The excavation was conducted on the hill atop which Horbat Qoshet is located. Two areas (A, B; Fig. 1) were opened: Area A (125 sq m) on the summit of the hill, east of a Mekorot water reservoir, and Area B (300 sq m) on the northwestern slope of the hill. The excavation revealed remains of a settlement dating primarily from the Roman period.

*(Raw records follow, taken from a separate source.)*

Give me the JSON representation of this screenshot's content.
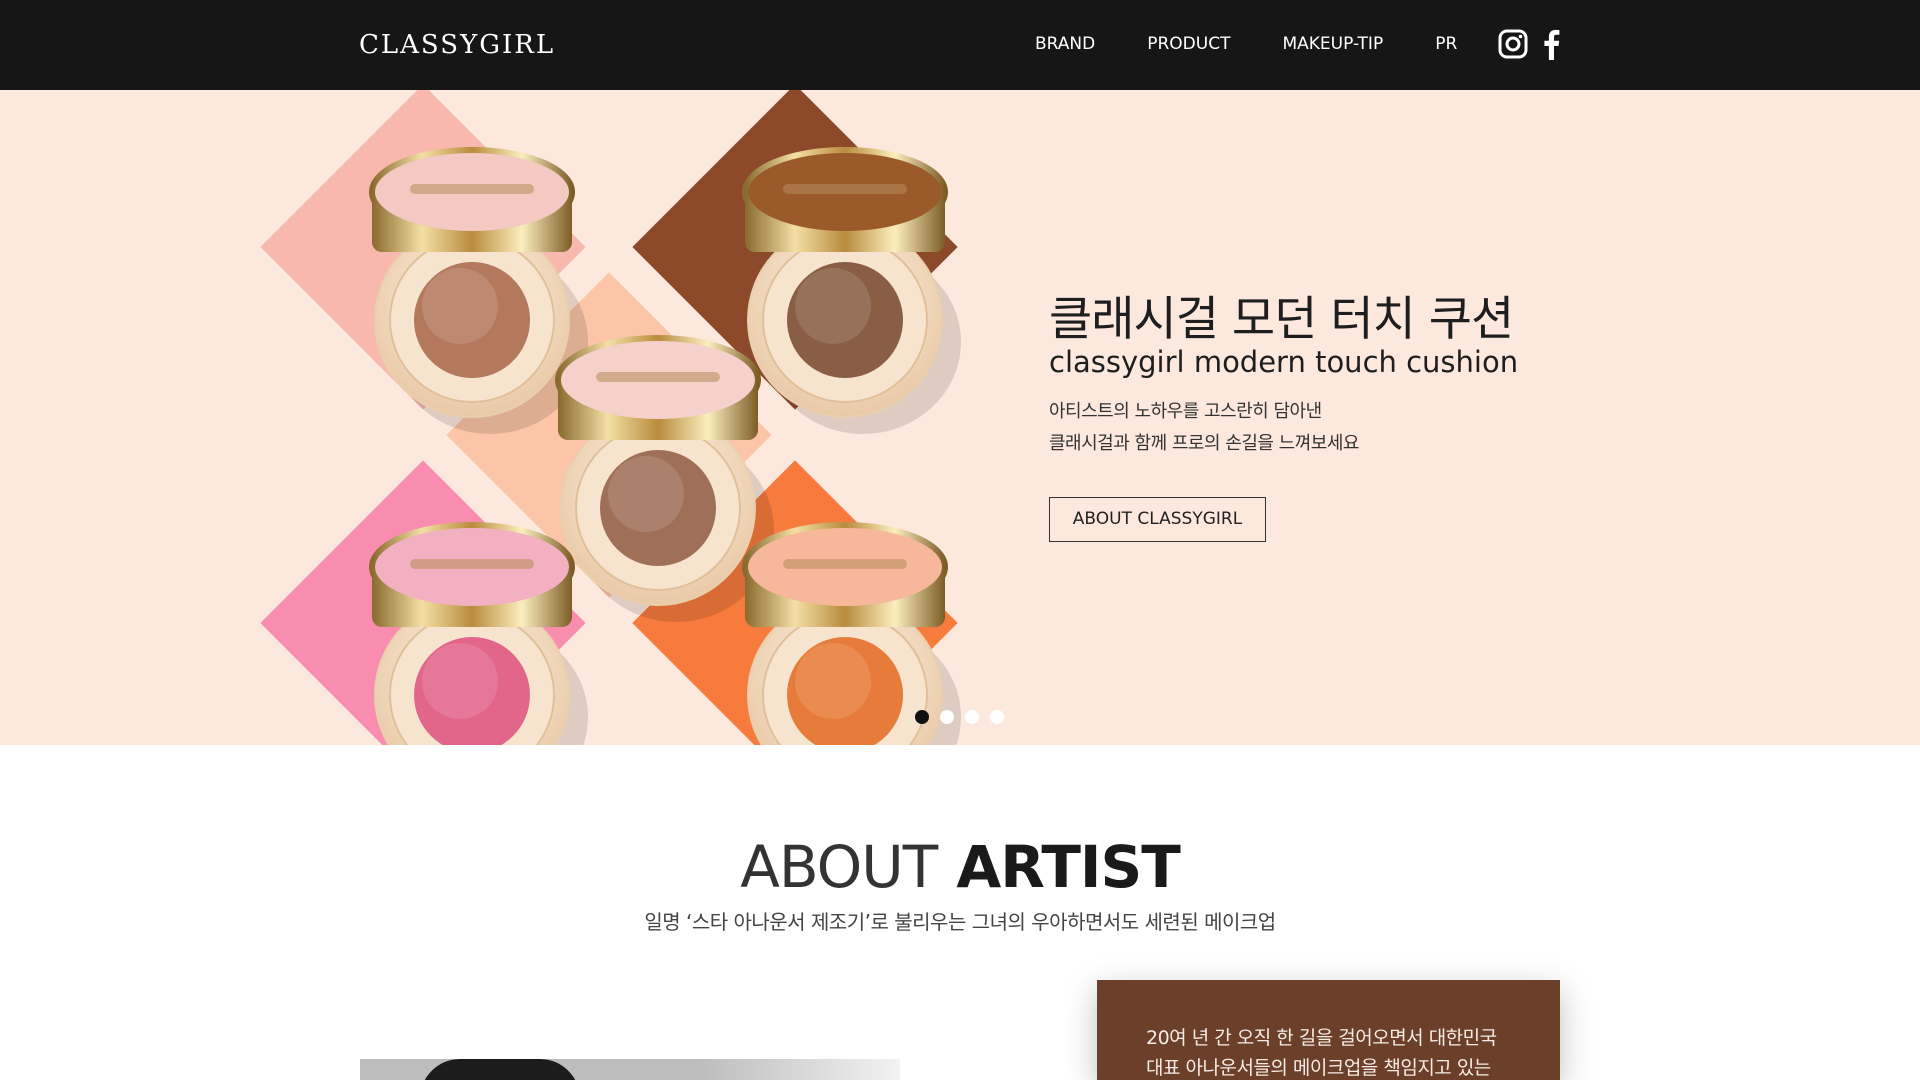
{
  "header": {
    "logo": "CLASSYGIRL",
    "nav": [
      "BRAND",
      "PRODUCT",
      "MAKEUP-TIP",
      "PR"
    ],
    "social_icons": [
      "instagram-icon",
      "facebook-icon"
    ]
  },
  "hero": {
    "title_ko": "클래시걸 모던 터치 쿠션",
    "title_en": "classygirl modern touch cushion",
    "desc_line1": "아티스트의 노하우를 고스란히 담아낸",
    "desc_line2": "클래시걸과 함께 프로의 손길을 느껴보세요",
    "button": "ABOUT CLASSYGIRL",
    "slides_total": 4,
    "slide_active": 1,
    "product_tile_colors": [
      "#f9b8ad",
      "#8d4a2a",
      "#fcc5a7",
      "#f98db0",
      "#f77b3c"
    ],
    "cushion_colors": [
      "#b4795d",
      "#8a5e45",
      "#a06f58",
      "#e2668a",
      "#e77c3a"
    ],
    "brand_engraving": "CLASSYGIRL"
  },
  "about": {
    "title_light": "ABOUT",
    "title_bold": "ARTIST",
    "subtitle": "일명 ‘스타 아나운서 제조기’로 불리우는 그녀의  우아하면서도 세련된 메이크업",
    "bio_line1": "20여 년 간 오직 한 길을 걸어오면서 대한민국",
    "bio_line2": "대표 아나운서들의 메이크업을 책임지고 있는"
  },
  "colors": {
    "header_bg": "#161616",
    "hero_bg": "#fde8dd",
    "bio_bg": "#6b3f2a"
  }
}
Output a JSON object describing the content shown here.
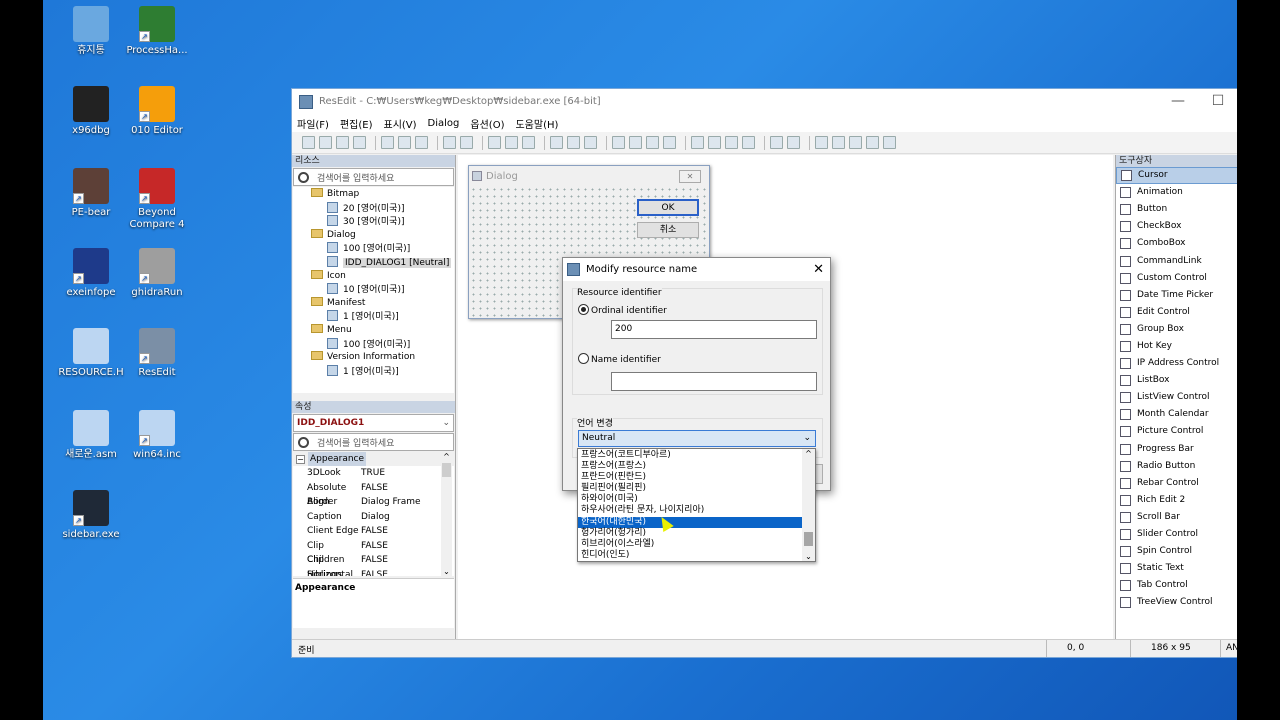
{
  "desktop_icons": [
    {
      "label": "휴지통",
      "icon": "recycle-bin-icon"
    },
    {
      "label": "ProcessHa...",
      "icon": "process-hacker-icon"
    },
    {
      "label": "x96dbg",
      "icon": "bug-icon"
    },
    {
      "label": "010 Editor",
      "icon": "editor-icon"
    },
    {
      "label": "PE-bear",
      "icon": "bear-icon"
    },
    {
      "label": "Beyond Compare 4",
      "icon": "compare-icon"
    },
    {
      "label": "exeinfope",
      "icon": "exe-icon"
    },
    {
      "label": "ghidraRun",
      "icon": "ghidra-icon"
    },
    {
      "label": "RESOURCE.H",
      "icon": "file-icon"
    },
    {
      "label": "ResEdit",
      "icon": "resedit-icon"
    },
    {
      "label": "새로운.asm",
      "icon": "file-icon"
    },
    {
      "label": "win64.inc",
      "icon": "file-icon"
    },
    {
      "label": "sidebar.exe",
      "icon": "monitor-icon"
    }
  ],
  "window": {
    "title": "ResEdit - C:₩Users₩keg₩Desktop₩sidebar.exe [64-bit]"
  },
  "menu": [
    "파일(F)",
    "편집(E)",
    "표시(V)",
    "Dialog",
    "옵션(O)",
    "도움말(H)"
  ],
  "resources_panel": {
    "title": "리소스",
    "search_placeholder": "검색어를 입력하세요",
    "tree": [
      {
        "text": "Bitmap",
        "level": 1,
        "type": "folder"
      },
      {
        "text": "20 [영어(미국)]",
        "level": 2,
        "type": "bitmap"
      },
      {
        "text": "30 [영어(미국)]",
        "level": 2,
        "type": "bitmap"
      },
      {
        "text": "Dialog",
        "level": 1,
        "type": "folder"
      },
      {
        "text": "100 [영어(미국)]",
        "level": 2,
        "type": "dialog"
      },
      {
        "text": "IDD_DIALOG1 [Neutral]",
        "level": 2,
        "type": "dialog",
        "selected": true
      },
      {
        "text": "Icon",
        "level": 1,
        "type": "folder"
      },
      {
        "text": "10 [영어(미국)]",
        "level": 2,
        "type": "icon"
      },
      {
        "text": "Manifest",
        "level": 1,
        "type": "folder"
      },
      {
        "text": "1 [영어(미국)]",
        "level": 2,
        "type": "manifest"
      },
      {
        "text": "Menu",
        "level": 1,
        "type": "folder"
      },
      {
        "text": "100 [영어(미국)]",
        "level": 2,
        "type": "menu"
      },
      {
        "text": "Version Information",
        "level": 1,
        "type": "folder"
      },
      {
        "text": "1 [영어(미국)]",
        "level": 2,
        "type": "version"
      }
    ]
  },
  "properties_panel": {
    "title": "속성",
    "selected_object": "IDD_DIALOG1",
    "search_placeholder": "검색어를 입력하세요",
    "category": "Appearance",
    "rows": [
      {
        "key": "3DLook",
        "value": "TRUE"
      },
      {
        "key": "Absolute Align",
        "value": "FALSE"
      },
      {
        "key": "Border",
        "value": "Dialog Frame"
      },
      {
        "key": "Caption",
        "value": "Dialog"
      },
      {
        "key": "Client Edge",
        "value": "FALSE"
      },
      {
        "key": "Clip Children",
        "value": "FALSE"
      },
      {
        "key": "Clip Siblings",
        "value": "FALSE"
      },
      {
        "key": "Horizontal Scroll",
        "value": "FALSE"
      }
    ],
    "description_title": "Appearance"
  },
  "preview_dialog": {
    "title": "Dialog",
    "ok": "OK",
    "cancel": "취소"
  },
  "modal": {
    "title": "Modify resource name",
    "group1": "Resource identifier",
    "ordinal_label": "Ordinal identifier",
    "ordinal_value": "200",
    "name_label": "Name identifier",
    "name_value": "",
    "group2": "언어 변경",
    "language_selected": "Neutral",
    "language_options": [
      "프랑스어(코트디부아르)",
      "프랑스어(프랑스)",
      "프란드어(핀란드)",
      "필리핀어(필리핀)",
      "하와이어(미국)",
      "하우사어(라틴 문자, 나이지리아)",
      "한국어(대한민국)",
      "헝가리어(헝가리)",
      "히브리어(이스라엘)",
      "힌디어(인도)"
    ],
    "language_highlighted": "한국어(대한민국)"
  },
  "toolbox": {
    "title": "도구상자",
    "items": [
      "Cursor",
      "Animation",
      "Button",
      "CheckBox",
      "ComboBox",
      "CommandLink",
      "Custom Control",
      "Date Time Picker",
      "Edit Control",
      "Group Box",
      "Hot Key",
      "IP Address Control",
      "ListBox",
      "ListView Control",
      "Month Calendar",
      "Picture Control",
      "Progress Bar",
      "Radio Button",
      "Rebar Control",
      "Rich Edit 2",
      "Scroll Bar",
      "Slider Control",
      "Spin Control",
      "Static Text",
      "Tab Control",
      "TreeView Control"
    ]
  },
  "status": {
    "ready": "준비",
    "position": "0, 0",
    "size": "186 x 95",
    "encoding": "ANSI"
  }
}
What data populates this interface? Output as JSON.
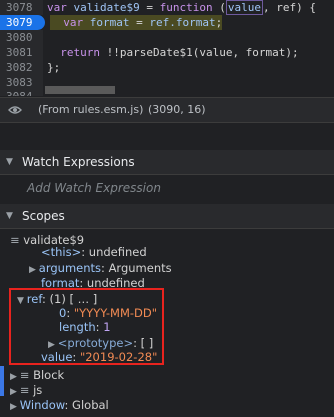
{
  "editor": {
    "lines": [
      {
        "num": "3078",
        "text_a": "var validate$9 = function (",
        "param1": "value",
        "text_b": ", ref) {",
        "active": false
      },
      {
        "num": "3079",
        "text_a": "var format = ref.format;",
        "active": true
      },
      {
        "num": "3080",
        "text_a": "",
        "active": false
      },
      {
        "num": "3081",
        "text_a": "  return !!parseDate$1(value, format);",
        "active": false
      },
      {
        "num": "3082",
        "text_a": "};",
        "active": false
      },
      {
        "num": "3083",
        "text_a": "",
        "active": false
      },
      {
        "num": "3084",
        "text_a": "",
        "active": false
      }
    ]
  },
  "statusbar": {
    "icon": "eye-icon",
    "source": "(From rules.esm.js)",
    "position": "(3090, 16)"
  },
  "watch": {
    "title": "Watch Expressions",
    "placeholder": "Add Watch Expression"
  },
  "scopes": {
    "title": "Scopes",
    "local_name": "validate$9",
    "this_key": "<this>",
    "this_val": "undefined",
    "arguments_key": "arguments",
    "arguments_val": "Arguments",
    "format_key": "format",
    "format_val": "undefined",
    "ref_key": "ref",
    "ref_val": "(1) [ … ]",
    "item0_key": "0",
    "item0_val": "\"YYYY-MM-DD\"",
    "length_key": "length",
    "length_val": "1",
    "proto_key": "<prototype>",
    "proto_val": "[ ]",
    "value_key": "value",
    "value_val": "\"2019-02-28\"",
    "block": "Block",
    "js": "js",
    "window_key": "Window",
    "window_val": "Global"
  }
}
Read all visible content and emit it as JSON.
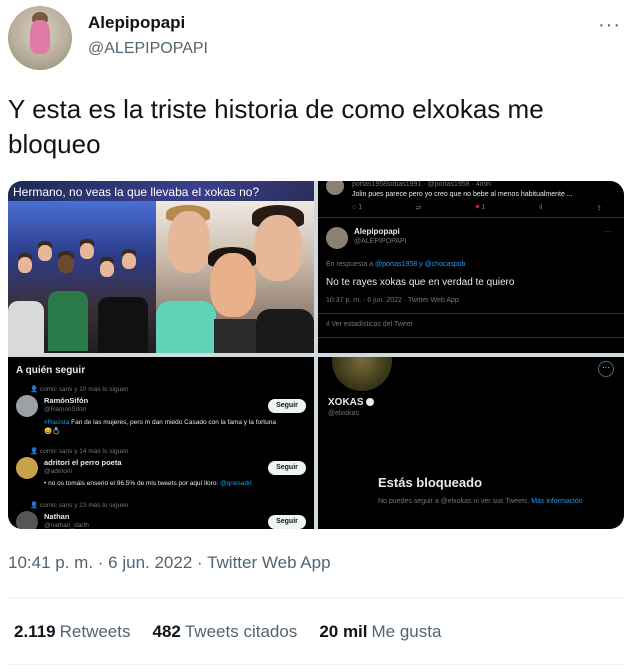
{
  "author": {
    "name": "Alepipopapi",
    "handle": "@ALEPIPOPAPI",
    "more_icon": "···"
  },
  "tweet": {
    "text": "Y esta es la triste historia de como elxokas me bloqueo"
  },
  "media": {
    "photo_caption": "Hermano, no veas la que llevaba el xokas no?",
    "reply_card": {
      "top_handle": "portas1958sobas1991 · @portas1958 · 4min",
      "top_text": "Jolin pues parece pero yo creo que no bebe  al menos habitualmente ...",
      "top_counts": [
        "1",
        "",
        "1",
        "",
        ""
      ],
      "name": "Alepipopapi",
      "handle": "@ALEPIPOPAPI",
      "reply_prefix": "En respuesta a",
      "reply_to": "@portas1958 y @chocaspob",
      "text": "No te rayes xokas que en verdad te quiero",
      "meta": "10:37 p. m. · 6 jun. 2022 · Twitter Web App",
      "stats_link": "Ver estadísticas del Tweet"
    },
    "who_to_follow": {
      "title": "A quién seguir",
      "items": [
        {
          "followed_by": "comic sans y 10 más lo siguen",
          "name": "RamónSifón",
          "handle": "@RamonSifon",
          "bio_tag": "#Racista",
          "bio": " Fan de las mujeres, pero m dan miedo Casado con la fama y la fortuna 😅💍",
          "button": "Seguir"
        },
        {
          "followed_by": "comic sans y 14 más lo siguen",
          "name": "adritori el perro poeta",
          "handle": "@adritorii",
          "bio": "• no os tomáis enserio el 96.5% de mis tweets por aquí lloro:",
          "bio_link": "@qnesadri",
          "button": "Seguir"
        },
        {
          "followed_by": "comic sans y 23 más lo siguen",
          "name": "Nathan",
          "handle": "@nathan_darth",
          "button": "Seguir"
        }
      ]
    },
    "blocked_profile": {
      "name": "XOKAS",
      "handle": "@elxokas",
      "options_icon": "···",
      "blocked_title": "Estás bloqueado",
      "blocked_text": "No puedes seguir a @elxokas ni ver sus Tweets.",
      "more_info": "Más información"
    }
  },
  "meta": "10:41 p. m. · 6 jun. 2022 · Twitter Web App",
  "stats": [
    {
      "count": "2.119",
      "label": "Retweets"
    },
    {
      "count": "482",
      "label": "Tweets citados"
    },
    {
      "count": "20 mil",
      "label": "Me gusta"
    }
  ],
  "colors": {
    "accent": "#1d9bf0",
    "text": "#0f1419",
    "secondary": "#536471",
    "dark_bg": "#000000"
  }
}
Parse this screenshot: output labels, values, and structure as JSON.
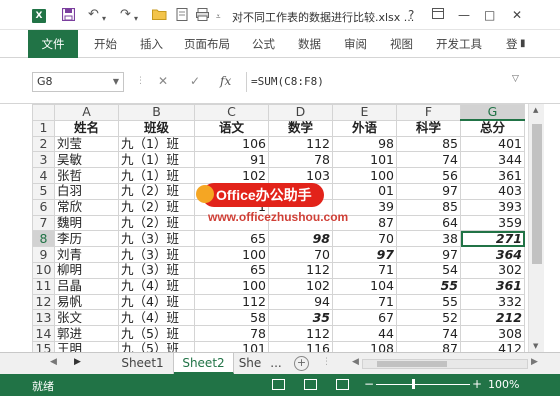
{
  "titlebar": {
    "app_icon_label": "X",
    "title": "对不同工作表的数据进行比较.xlsx ...",
    "help": "?",
    "restore": "□",
    "minimize": "—",
    "maximize": "□",
    "close": "✕"
  },
  "ribbon": {
    "tabs": [
      "文件",
      "开始",
      "插入",
      "页面布局",
      "公式",
      "数据",
      "审阅",
      "视图",
      "开发工具",
      "登"
    ]
  },
  "formula_bar": {
    "name_box": "G8",
    "cancel": "✕",
    "enter": "✓",
    "fx": "fx",
    "formula": "=SUM(C8:F8)"
  },
  "sheet": {
    "columns": [
      "A",
      "B",
      "C",
      "D",
      "E",
      "F",
      "G"
    ],
    "selected_column": "G",
    "selected_row": "8",
    "header": [
      "姓名",
      "班级",
      "语文",
      "数学",
      "外语",
      "科学",
      "总分"
    ],
    "rows": [
      {
        "n": "2",
        "cells": [
          "刘莹",
          "九（1）班",
          "106",
          "112",
          "98",
          "85",
          "401"
        ]
      },
      {
        "n": "3",
        "cells": [
          "吴敏",
          "九（1）班",
          "91",
          "78",
          "101",
          "74",
          "344"
        ]
      },
      {
        "n": "4",
        "cells": [
          "张哲",
          "九（1）班",
          "102",
          "103",
          "100",
          "56",
          "361"
        ]
      },
      {
        "n": "5",
        "cells": [
          "白羽",
          "九（2）班",
          "",
          "",
          "01",
          "97",
          "403"
        ]
      },
      {
        "n": "6",
        "cells": [
          "常欣",
          "九（2）班",
          "1",
          "",
          "39",
          "85",
          "393"
        ]
      },
      {
        "n": "7",
        "cells": [
          "魏明",
          "九（2）班",
          "",
          "",
          "87",
          "64",
          "359"
        ]
      },
      {
        "n": "8",
        "cells": [
          "李历",
          "九（3）班",
          "65",
          "98",
          "70",
          "38",
          "271"
        ]
      },
      {
        "n": "9",
        "cells": [
          "刘青",
          "九（3）班",
          "100",
          "70",
          "97",
          "97",
          "364"
        ]
      },
      {
        "n": "10",
        "cells": [
          "柳明",
          "九（3）班",
          "65",
          "112",
          "71",
          "54",
          "302"
        ]
      },
      {
        "n": "11",
        "cells": [
          "吕晶",
          "九（4）班",
          "100",
          "102",
          "104",
          "55",
          "361"
        ]
      },
      {
        "n": "12",
        "cells": [
          "易帆",
          "九（4）班",
          "112",
          "94",
          "71",
          "55",
          "332"
        ]
      },
      {
        "n": "13",
        "cells": [
          "张文",
          "九（4）班",
          "58",
          "35",
          "67",
          "52",
          "212"
        ]
      },
      {
        "n": "14",
        "cells": [
          "郭进",
          "九（5）班",
          "78",
          "112",
          "44",
          "74",
          "308"
        ]
      },
      {
        "n": "15",
        "cells": [
          "王明",
          "九（5）班",
          "101",
          "116",
          "108",
          "87",
          "412"
        ]
      }
    ],
    "emphasized_cells": [
      "8-D",
      "8-G",
      "9-E",
      "9-G",
      "11-F",
      "11-G",
      "13-D",
      "13-G"
    ]
  },
  "sheet_tabs": {
    "tabs": [
      "Sheet1",
      "Sheet2",
      "She"
    ],
    "active": "Sheet2",
    "more": "...",
    "add": "+"
  },
  "status_bar": {
    "ready": "就绪",
    "zoom_minus": "−",
    "zoom_plus": "+",
    "zoom": "100%"
  },
  "watermark": {
    "brand": "Office办公助手",
    "url": "www.officezhushou.com"
  }
}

A past excavation conducted at the site exposed chalk quarries and cisterns from the Roman and Byzantine periods (Syon 2017 [Fig. 1: A-5465], and see historical overview and references therein).
 
Area A (Fig. 2) revealed a quarry and walls, founded on bedrock and preserved up to five courses high. The walls appear to have been fences; based on pottery, most of them date from the Roman period, with some dating from the Byzantine period. Middle and Late Bronze Age potsherds were found on bedrock without any architectural context.
 
Area B revealed a rock-cut cave, walls and structure remains, stone quarries, stone heaps and rock-cut agricultural installations, such as a trough, a cistern and a winepress. The ceiling of the cave collapsed (Fig. 3); therefore, it was only partly excavated, revealing a rock-cut corridor, a rock floor and possibly a staircase leading inside. Pottery found within the cave dates its earliest use to the Roman period. A wall exposed north of the cave was constructed of two rows of large stones. Also found were remains of structures, constructed of large fieldstones and founded on the remains of one of the stone quarries. The quarries (Fig. 4) revealed quarrying steps and cutting marks of stones. After falling out of use, some of the quarries were turned into garbage dumps, yielding numerous animal bones and potsherds. The bell-shaped cistern was cut in a courtyard of a structure and possibly served as a water cistern.
 
The finds from the excavation possibly suggest a settlement at the site as early as the Middle and Late Bronze Ages, but the primary settlement phase at this part of the site was during the Roman period. A preliminary reading of the pottery suggests a local origin, featuring wares like Kefar Hananya and Shihin that are commonly found in Jewish Galilee. The settlement continued into the Byzantine period but appears to have contracted to the upper part of the hill. The pottery assemblage from the site lacks imported bowls characteristic of the Byzantine period in the Galilee. Fragments of a menorah relief engraved on a marble slab, found during a survey, probably relate to the remains of a public building documented at the site (Syon 2017), supporting the assumption that Horbat Qoshet was a Jewish settlement. It may have been founded in the Early Roman period and abandoned in the Byzantine period.